→ **Work task**:
Give the records again word for word. Leave every picture out.

→ **Data listing**:
Content starts
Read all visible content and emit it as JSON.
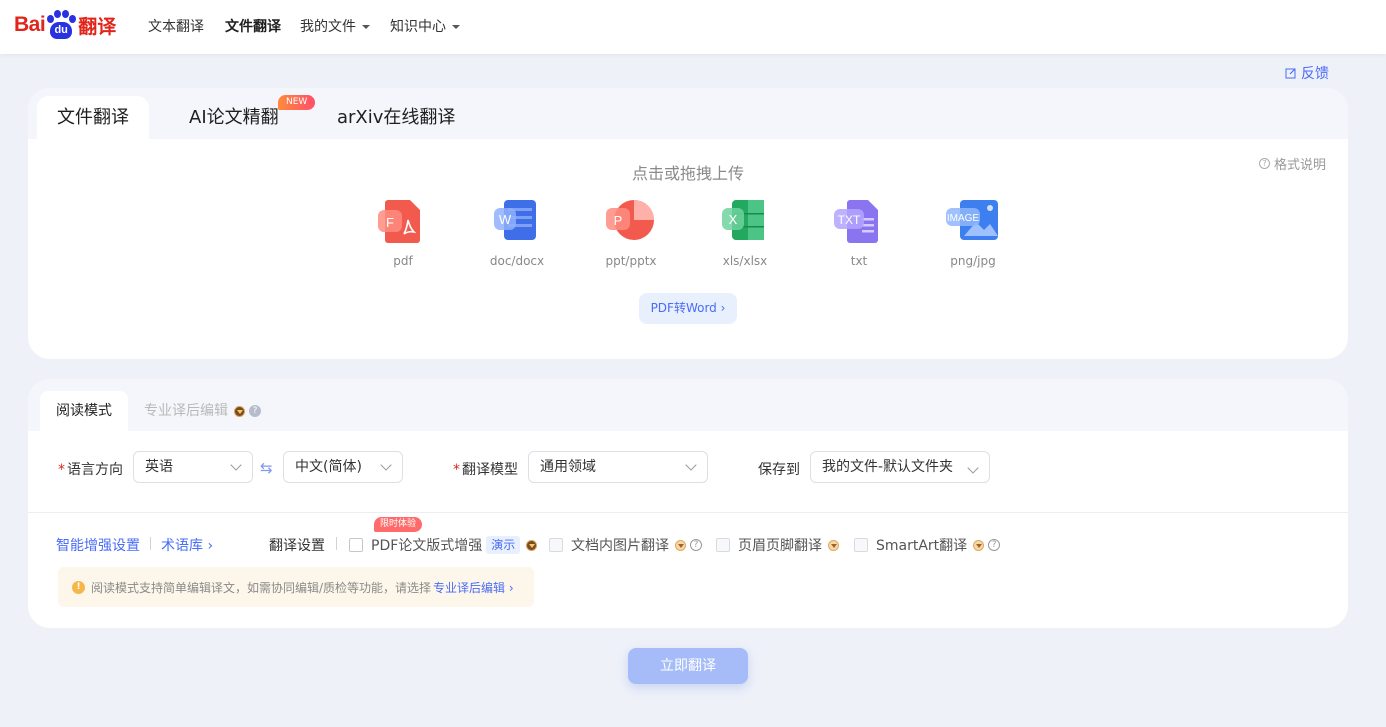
{
  "header": {
    "logo": {
      "bai": "Bai",
      "du": "du",
      "fanyi": "翻译"
    },
    "nav": [
      {
        "label": "文本翻译",
        "active": false,
        "dropdown": false
      },
      {
        "label": "文件翻译",
        "active": true,
        "dropdown": false
      },
      {
        "label": "我的文件",
        "active": false,
        "dropdown": true
      },
      {
        "label": "知识中心",
        "active": false,
        "dropdown": true
      }
    ]
  },
  "feedback_label": "反馈",
  "upload_card": {
    "tabs": [
      {
        "label": "文件翻译",
        "active": true
      },
      {
        "label": "AI论文精翻",
        "active": false,
        "badge": "NEW"
      },
      {
        "label": "arXiv在线翻译",
        "active": false
      }
    ],
    "format_note": "格式说明",
    "upload_hint": "点击或拖拽上传",
    "file_types": [
      {
        "label": "pdf",
        "icon": "pdf-icon",
        "letter": "F",
        "color": "#f25a4e"
      },
      {
        "label": "doc/docx",
        "icon": "word-icon",
        "letter": "W",
        "color": "#3e6fe8"
      },
      {
        "label": "ppt/pptx",
        "icon": "ppt-icon",
        "letter": "P",
        "color": "#f25a4e"
      },
      {
        "label": "xls/xlsx",
        "icon": "excel-icon",
        "letter": "X",
        "color": "#23a860"
      },
      {
        "label": "txt",
        "icon": "txt-icon",
        "letter": "TXT",
        "color": "#8a74f0"
      },
      {
        "label": "png/jpg",
        "icon": "image-icon",
        "letter": "IMAGE",
        "color": "#3e7ff0"
      }
    ],
    "pdf_to_word": "PDF转Word"
  },
  "settings_card": {
    "tabs": [
      {
        "label": "阅读模式",
        "active": true
      },
      {
        "label": "专业译后编辑",
        "active": false
      }
    ],
    "language_direction": {
      "label": "语言方向",
      "source": "英语",
      "target": "中文(简体)"
    },
    "model": {
      "label": "翻译模型",
      "value": "通用领域"
    },
    "save_to": {
      "label": "保存到",
      "value": "我的文件-默认文件夹"
    },
    "links": {
      "smart": "智能增强设置",
      "glossary": "术语库"
    },
    "translate_settings_label": "翻译设置",
    "limited_badge": "限时体验",
    "options": [
      {
        "label": "PDF论文版式增强",
        "demo": "演示"
      },
      {
        "label": "文档内图片翻译"
      },
      {
        "label": "页眉页脚翻译"
      },
      {
        "label": "SmartArt翻译"
      }
    ],
    "notice": {
      "text": "阅读模式支持简单编辑译文，如需协同编辑/质检等功能，请选择",
      "link": "专业译后编辑"
    }
  },
  "translate_button": "立即翻译",
  "colors": {
    "brand_red": "#e1251b",
    "brand_blue": "#2932e1",
    "accent": "#4a6cf7"
  }
}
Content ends
→ **Solution to this problem**:
Read all visible content and emit it as JSON.
{
  "header": {
    "logo": {
      "bai": "Bai",
      "du": "du",
      "fanyi": "翻译"
    },
    "nav": [
      {
        "label": "文本翻译",
        "active": false,
        "dropdown": false
      },
      {
        "label": "文件翻译",
        "active": true,
        "dropdown": false
      },
      {
        "label": "我的文件",
        "active": false,
        "dropdown": true
      },
      {
        "label": "知识中心",
        "active": false,
        "dropdown": true
      }
    ]
  },
  "feedback_label": "反馈",
  "upload_card": {
    "tabs": [
      {
        "label": "文件翻译",
        "active": true
      },
      {
        "label": "AI论文精翻",
        "active": false,
        "badge": "NEW"
      },
      {
        "label": "arXiv在线翻译",
        "active": false
      }
    ],
    "format_note": "格式说明",
    "upload_hint": "点击或拖拽上传",
    "file_types": [
      {
        "label": "pdf",
        "icon": "pdf-icon",
        "letter": "F",
        "color": "#f25a4e"
      },
      {
        "label": "doc/docx",
        "icon": "word-icon",
        "letter": "W",
        "color": "#3e6fe8"
      },
      {
        "label": "ppt/pptx",
        "icon": "ppt-icon",
        "letter": "P",
        "color": "#f25a4e"
      },
      {
        "label": "xls/xlsx",
        "icon": "excel-icon",
        "letter": "X",
        "color": "#23a860"
      },
      {
        "label": "txt",
        "icon": "txt-icon",
        "letter": "TXT",
        "color": "#8a74f0"
      },
      {
        "label": "png/jpg",
        "icon": "image-icon",
        "letter": "IMAGE",
        "color": "#3e7ff0"
      }
    ],
    "pdf_to_word": "PDF转Word"
  },
  "settings_card": {
    "tabs": [
      {
        "label": "阅读模式",
        "active": true
      },
      {
        "label": "专业译后编辑",
        "active": false
      }
    ],
    "language_direction": {
      "label": "语言方向",
      "source": "英语",
      "target": "中文(简体)"
    },
    "model": {
      "label": "翻译模型",
      "value": "通用领域"
    },
    "save_to": {
      "label": "保存到",
      "value": "我的文件-默认文件夹"
    },
    "links": {
      "smart": "智能增强设置",
      "glossary": "术语库"
    },
    "translate_settings_label": "翻译设置",
    "limited_badge": "限时体验",
    "options": [
      {
        "label": "PDF论文版式增强",
        "demo": "演示"
      },
      {
        "label": "文档内图片翻译"
      },
      {
        "label": "页眉页脚翻译"
      },
      {
        "label": "SmartArt翻译"
      }
    ],
    "notice": {
      "text": "阅读模式支持简单编辑译文，如需协同编辑/质检等功能，请选择",
      "link": "专业译后编辑"
    }
  },
  "translate_button": "立即翻译",
  "colors": {
    "brand_red": "#e1251b",
    "brand_blue": "#2932e1",
    "accent": "#4a6cf7"
  }
}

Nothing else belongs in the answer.